About this task =
Output an exact reproduction of the data.

Data entries
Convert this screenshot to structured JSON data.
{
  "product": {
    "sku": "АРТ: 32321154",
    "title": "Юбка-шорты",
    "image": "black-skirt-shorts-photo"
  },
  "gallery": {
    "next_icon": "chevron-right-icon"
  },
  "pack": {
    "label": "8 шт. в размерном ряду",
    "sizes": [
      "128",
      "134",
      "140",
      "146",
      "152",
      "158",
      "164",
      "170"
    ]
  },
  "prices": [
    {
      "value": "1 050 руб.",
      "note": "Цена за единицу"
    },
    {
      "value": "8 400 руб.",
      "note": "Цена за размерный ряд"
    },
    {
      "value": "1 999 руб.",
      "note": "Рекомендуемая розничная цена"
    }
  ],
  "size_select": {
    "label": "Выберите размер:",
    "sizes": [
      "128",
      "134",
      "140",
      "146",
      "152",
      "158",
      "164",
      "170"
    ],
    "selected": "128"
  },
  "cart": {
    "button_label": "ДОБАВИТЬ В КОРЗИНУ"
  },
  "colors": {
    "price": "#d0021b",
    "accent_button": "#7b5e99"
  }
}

Exercise answer =
Convert this screenshot to structured JSON data.
{
  "product": {
    "sku": "АРТ: 32321154",
    "title": "Юбка-шорты",
    "image": "black-skirt-shorts-photo"
  },
  "gallery": {
    "next_icon": "chevron-right-icon"
  },
  "pack": {
    "label": "8 шт. в размерном ряду",
    "sizes": [
      "128",
      "134",
      "140",
      "146",
      "152",
      "158",
      "164",
      "170"
    ]
  },
  "prices": [
    {
      "value": "1 050 руб.",
      "note": "Цена за единицу"
    },
    {
      "value": "8 400 руб.",
      "note": "Цена за размерный ряд"
    },
    {
      "value": "1 999 руб.",
      "note": "Рекомендуемая розничная цена"
    }
  ],
  "size_select": {
    "label": "Выберите размер:",
    "sizes": [
      "128",
      "134",
      "140",
      "146",
      "152",
      "158",
      "164",
      "170"
    ],
    "selected": "128"
  },
  "cart": {
    "button_label": "ДОБАВИТЬ В КОРЗИНУ"
  },
  "colors": {
    "price": "#d0021b",
    "accent_button": "#7b5e99"
  }
}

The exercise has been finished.